## Required work
Your answer must be the full listing, reproduced exactly, minus any pictures.

━━━ Source information ━━━

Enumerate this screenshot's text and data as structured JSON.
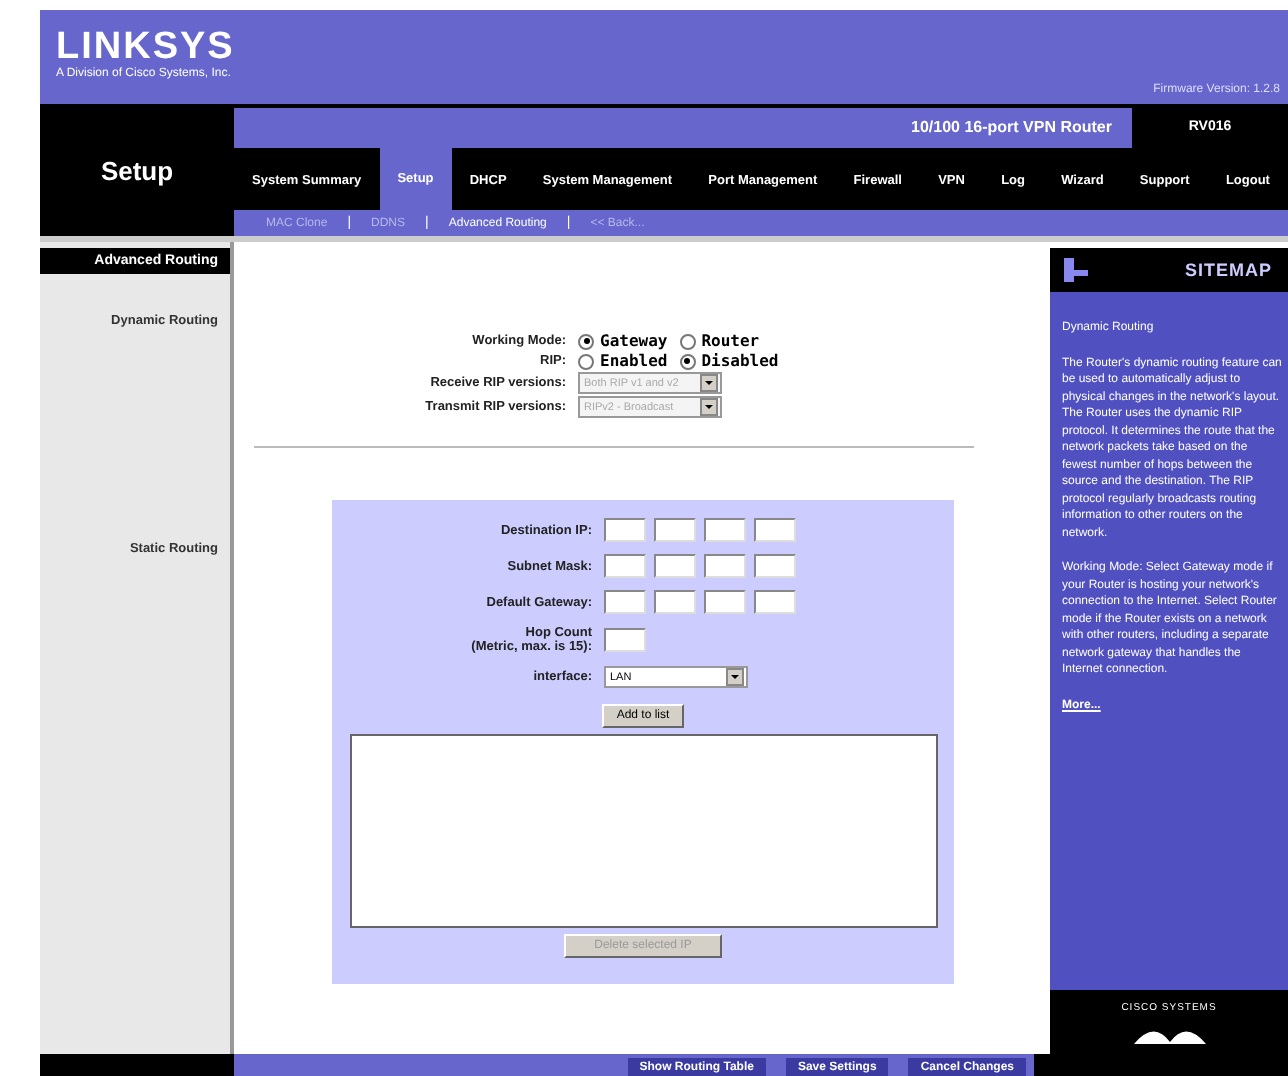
{
  "header": {
    "logo": "LINKSYS",
    "tagline": "A Division of Cisco Systems, Inc.",
    "firmware": "Firmware Version: 1.2.8"
  },
  "section_title": "Setup",
  "product": {
    "name": "10/100 16-port VPN Router",
    "model": "RV016"
  },
  "tabs": [
    {
      "label": "System Summary",
      "selected": false
    },
    {
      "label": "Setup",
      "selected": true
    },
    {
      "label": "DHCP",
      "selected": false
    },
    {
      "label": "System Management",
      "selected": false
    },
    {
      "label": "Port Management",
      "selected": false
    },
    {
      "label": "Firewall",
      "selected": false
    },
    {
      "label": "VPN",
      "selected": false
    },
    {
      "label": "Log",
      "selected": false
    },
    {
      "label": "Wizard",
      "selected": false
    },
    {
      "label": "Support",
      "selected": false
    },
    {
      "label": "Logout",
      "selected": false
    }
  ],
  "subtab_separator": "|",
  "subtabs": [
    {
      "label": "MAC Clone",
      "selected": false
    },
    {
      "label": "DDNS",
      "selected": false
    },
    {
      "label": "Advanced Routing",
      "selected": true
    },
    {
      "label": "<< Back...",
      "selected": false
    }
  ],
  "sidebar": {
    "title": "Advanced Routing",
    "sections": [
      "Dynamic Routing",
      "Static Routing"
    ]
  },
  "dynamic_routing": [
    {
      "kind": "radio",
      "label": "Working Mode:",
      "options": [
        {
          "label": "Gateway",
          "selected": true
        },
        {
          "label": "Router",
          "selected": false
        }
      ]
    },
    {
      "kind": "radio",
      "label": "RIP:",
      "options": [
        {
          "label": "Enabled",
          "selected": false
        },
        {
          "label": "Disabled",
          "selected": true
        }
      ]
    },
    {
      "kind": "select",
      "label": "Receive RIP versions:",
      "value": "Both RIP v1 and v2",
      "disabled": true
    },
    {
      "kind": "select",
      "label": "Transmit RIP versions:",
      "value": "RIPv2 - Broadcast",
      "disabled": true
    }
  ],
  "static_routing": {
    "fields": [
      {
        "kind": "ip",
        "label": "Destination IP:"
      },
      {
        "kind": "ip",
        "label": "Subnet Mask:"
      },
      {
        "kind": "ip",
        "label": "Default Gateway:"
      },
      {
        "kind": "text",
        "label": "Hop Count",
        "sublabel": "(Metric, max. is 15):"
      },
      {
        "kind": "select",
        "label": "interface:",
        "value": "LAN"
      }
    ],
    "add_button": "Add to list",
    "delete_button": {
      "label": "Delete selected IP",
      "disabled": true
    }
  },
  "sitemap": {
    "title": "SITEMAP",
    "heading": "Dynamic Routing",
    "paragraphs": [
      "The Router's dynamic routing feature can be used to automatically adjust to physical changes in the network's layout. The Router uses the dynamic RIP protocol. It determines the route that the network packets take based on the fewest number of hops between the source and the destination. The RIP protocol regularly broadcasts routing information to other routers on the network.",
      "Working Mode: Select Gateway mode if your Router is hosting your network's connection to the Internet. Select Router mode if the Router exists on a network with other routers, including a separate network gateway that handles the Internet connection."
    ],
    "more_link": "More...",
    "brand": "CISCO SYSTEMS"
  },
  "footer_buttons": [
    "Show Routing Table",
    "Save Settings",
    "Cancel Changes"
  ]
}
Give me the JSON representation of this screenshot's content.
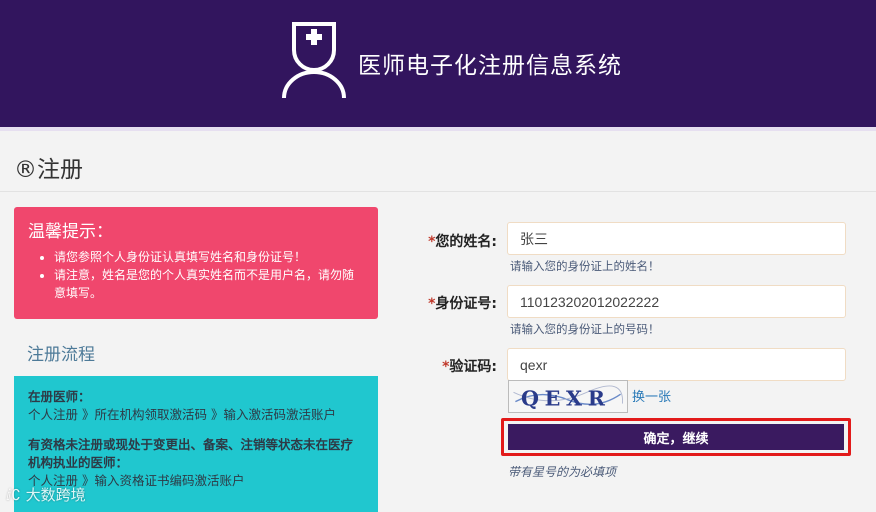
{
  "header": {
    "app_title": "医师电子化注册信息系统",
    "logo_icon": "doctor-nurse-icon",
    "bg_color": "#32155e"
  },
  "page": {
    "title": "®注册"
  },
  "tips": {
    "title": "温馨提示：",
    "items": [
      "请您参照个人身份证认真填写姓名和身份证号！",
      "请注意，姓名是您的个人真实姓名而不是用户名，请勿随意填写。"
    ],
    "bg_color": "#f0476d"
  },
  "process": {
    "title": "注册流程",
    "registered_label": "在册医师：",
    "registered_steps": "个人注册 》所在机构领取激活码 》输入激活码激活账户",
    "qualified_label": "有资格未注册或现处于变更出、备案、注销等状态未在医疗机构执业的医师：",
    "qualified_steps": "个人注册 》输入资格证书编码激活账户",
    "bg_color": "#20c7cf"
  },
  "form": {
    "name": {
      "star": "*",
      "label": "您的姓名:",
      "value": "张三",
      "hint": "请输入您的身份证上的姓名！"
    },
    "idcard": {
      "star": "*",
      "label": "身份证号:",
      "value": "110123202012022222",
      "hint": "请输入您的身份证上的号码！"
    },
    "captcha": {
      "star": "*",
      "label": "验证码:",
      "value": "qexr",
      "image_text": "QEXR",
      "refresh": "换一张"
    },
    "submit_label": "确定，继续",
    "required_note": "带有星号的为必填项"
  },
  "watermark": {
    "text": "大数跨境",
    "icon": "loop-logo-icon"
  }
}
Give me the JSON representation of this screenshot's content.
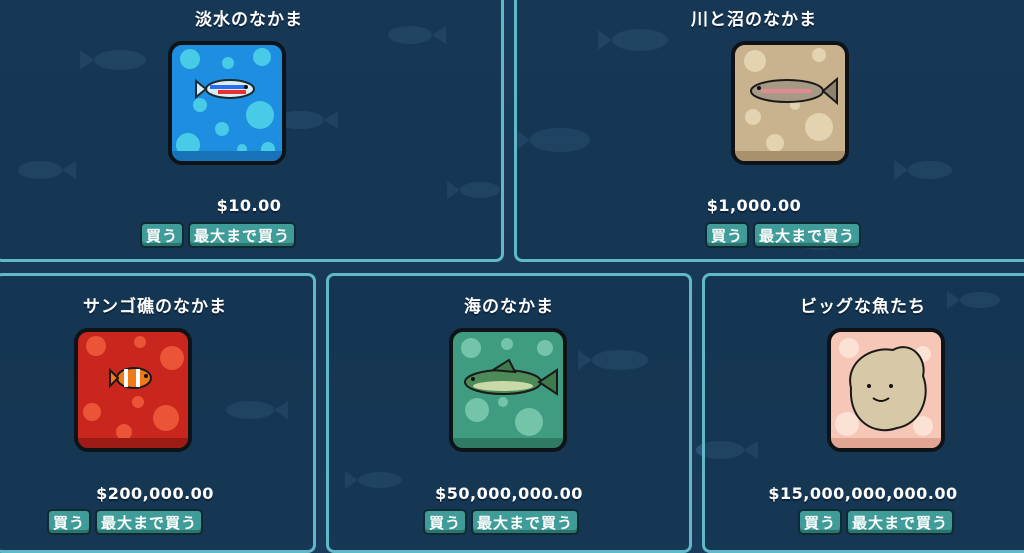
{
  "packs": [
    {
      "title": "淡水のなかま",
      "price": "$10.00",
      "buy": "買う",
      "buy_max": "最大まで買う",
      "card_color": "#1e8fe0",
      "bubble_color": "#4fd6e8",
      "icon": "neon-tetra-icon"
    },
    {
      "title": "川と沼のなかま",
      "price": "$1,000.00",
      "buy": "買う",
      "buy_max": "最大まで買う",
      "card_color": "#c9b38e",
      "bubble_color": "#e6d6b5",
      "icon": "trout-icon"
    },
    {
      "title": "サンゴ礁のなかま",
      "price": "$200,000.00",
      "buy": "買う",
      "buy_max": "最大まで買う",
      "card_color": "#c9261e",
      "bubble_color": "#ef5a3a",
      "icon": "clownfish-icon"
    },
    {
      "title": "海のなかま",
      "price": "$50,000,000.00",
      "buy": "買う",
      "buy_max": "最大まで買う",
      "card_color": "#3f9c80",
      "bubble_color": "#79c9ae",
      "icon": "sea-fish-icon"
    },
    {
      "title": "ビッグな魚たち",
      "price": "$15,000,000,000.00",
      "buy": "買う",
      "buy_max": "最大まで買う",
      "card_color": "#f6c6b6",
      "bubble_color": "#fde4d8",
      "icon": "sunfish-icon"
    }
  ]
}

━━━

## Output of the task
Enumerate this screenshot's text and data as structured JSON.
{
  "header": {
    "logo": "LINKSYS",
    "tagline": "A Division of Cisco Systems, Inc.",
    "firmware": "Firmware Version: 1.2.8"
  },
  "section_title": "Setup",
  "product": {
    "name": "10/100 16-port VPN Router",
    "model": "RV016"
  },
  "tabs": [
    {
      "label": "System Summary",
      "selected": false
    },
    {
      "label": "Setup",
      "selected": true
    },
    {
      "label": "DHCP",
      "selected": false
    },
    {
      "label": "System Management",
      "selected": false
    },
    {
      "label": "Port Management",
      "selected": false
    },
    {
      "label": "Firewall",
      "selected": false
    },
    {
      "label": "VPN",
      "selected": false
    },
    {
      "label": "Log",
      "selected": false
    },
    {
      "label": "Wizard",
      "selected": false
    },
    {
      "label": "Support",
      "selected": false
    },
    {
      "label": "Logout",
      "selected": false
    }
  ],
  "subtab_separator": "|",
  "subtabs": [
    {
      "label": "MAC Clone",
      "selected": false
    },
    {
      "label": "DDNS",
      "selected": false
    },
    {
      "label": "Advanced Routing",
      "selected": true
    },
    {
      "label": "<< Back...",
      "selected": false
    }
  ],
  "sidebar": {
    "title": "Advanced Routing",
    "sections": [
      "Dynamic Routing",
      "Static Routing"
    ]
  },
  "dynamic_routing": [
    {
      "kind": "radio",
      "label": "Working Mode:",
      "options": [
        {
          "label": "Gateway",
          "selected": true
        },
        {
          "label": "Router",
          "selected": false
        }
      ]
    },
    {
      "kind": "radio",
      "label": "RIP:",
      "options": [
        {
          "label": "Enabled",
          "selected": false
        },
        {
          "label": "Disabled",
          "selected": true
        }
      ]
    },
    {
      "kind": "select",
      "label": "Receive RIP versions:",
      "value": "Both RIP v1 and v2",
      "disabled": true
    },
    {
      "kind": "select",
      "label": "Transmit RIP versions:",
      "value": "RIPv2 - Broadcast",
      "disabled": true
    }
  ],
  "static_routing": {
    "fields": [
      {
        "kind": "ip",
        "label": "Destination IP:"
      },
      {
        "kind": "ip",
        "label": "Subnet Mask:"
      },
      {
        "kind": "ip",
        "label": "Default Gateway:"
      },
      {
        "kind": "text",
        "label": "Hop Count",
        "sublabel": "(Metric, max. is 15):"
      },
      {
        "kind": "select",
        "label": "interface:",
        "value": "LAN"
      }
    ],
    "add_button": "Add to list",
    "delete_button": {
      "label": "Delete selected IP",
      "disabled": true
    }
  },
  "sitemap": {
    "title": "SITEMAP",
    "heading": "Dynamic Routing",
    "paragraphs": [
      "The Router's dynamic routing feature can be used to automatically adjust to physical changes in the network's layout. The Router uses the dynamic RIP protocol. It determines the route that the network packets take based on the fewest number of hops between the source and the destination. The RIP protocol regularly broadcasts routing information to other routers on the network.",
      "Working Mode: Select Gateway mode if your Router is hosting your network's connection to the Internet. Select Router mode if the Router exists on a network with other routers, including a separate network gateway that handles the Internet connection."
    ],
    "more_link": "More...",
    "brand": "CISCO SYSTEMS"
  },
  "footer_buttons": [
    "Show Routing Table",
    "Save Settings",
    "Cancel Changes"
  ]
}
Give me the JSON representation of this screenshot's content.
{
  "header": {
    "app_title": "医师电子化注册信息系统",
    "logo_icon": "doctor-nurse-icon",
    "bg_color": "#32155e"
  },
  "page": {
    "title": "®注册"
  },
  "tips": {
    "title": "温馨提示：",
    "items": [
      "请您参照个人身份证认真填写姓名和身份证号！",
      "请注意，姓名是您的个人真实姓名而不是用户名，请勿随意填写。"
    ],
    "bg_color": "#f0476d"
  },
  "process": {
    "title": "注册流程",
    "registered_label": "在册医师：",
    "registered_steps": "个人注册 》所在机构领取激活码 》输入激活码激活账户",
    "qualified_label": "有资格未注册或现处于变更出、备案、注销等状态未在医疗机构执业的医师：",
    "qualified_steps": "个人注册 》输入资格证书编码激活账户",
    "bg_color": "#20c7cf"
  },
  "form": {
    "name": {
      "star": "*",
      "label": "您的姓名:",
      "value": "张三",
      "hint": "请输入您的身份证上的姓名！"
    },
    "idcard": {
      "star": "*",
      "label": "身份证号:",
      "value": "110123202012022222",
      "hint": "请输入您的身份证上的号码！"
    },
    "captcha": {
      "star": "*",
      "label": "验证码:",
      "value": "qexr",
      "image_text": "QEXR",
      "refresh": "换一张"
    },
    "submit_label": "确定，继续",
    "required_note": "带有星号的为必填项"
  },
  "watermark": {
    "text": "大数跨境",
    "icon": "loop-logo-icon"
  }
}
Give me the JSON representation of this screenshot's content.
{
  "packs": [
    {
      "title": "淡水のなかま",
      "price": "$10.00",
      "buy": "買う",
      "buy_max": "最大まで買う",
      "card_color": "#1e8fe0",
      "bubble_color": "#4fd6e8",
      "icon": "neon-tetra-icon"
    },
    {
      "title": "川と沼のなかま",
      "price": "$1,000.00",
      "buy": "買う",
      "buy_max": "最大まで買う",
      "card_color": "#c9b38e",
      "bubble_color": "#e6d6b5",
      "icon": "trout-icon"
    },
    {
      "title": "サンゴ礁のなかま",
      "price": "$200,000.00",
      "buy": "買う",
      "buy_max": "最大まで買う",
      "card_color": "#c9261e",
      "bubble_color": "#ef5a3a",
      "icon": "clownfish-icon"
    },
    {
      "title": "海のなかま",
      "price": "$50,000,000.00",
      "buy": "買う",
      "buy_max": "最大まで買う",
      "card_color": "#3f9c80",
      "bubble_color": "#79c9ae",
      "icon": "sea-fish-icon"
    },
    {
      "title": "ビッグな魚たち",
      "price": "$15,000,000,000.00",
      "buy": "買う",
      "buy_max": "最大まで買う",
      "card_color": "#f6c6b6",
      "bubble_color": "#fde4d8",
      "icon": "sunfish-icon"
    }
  ]
}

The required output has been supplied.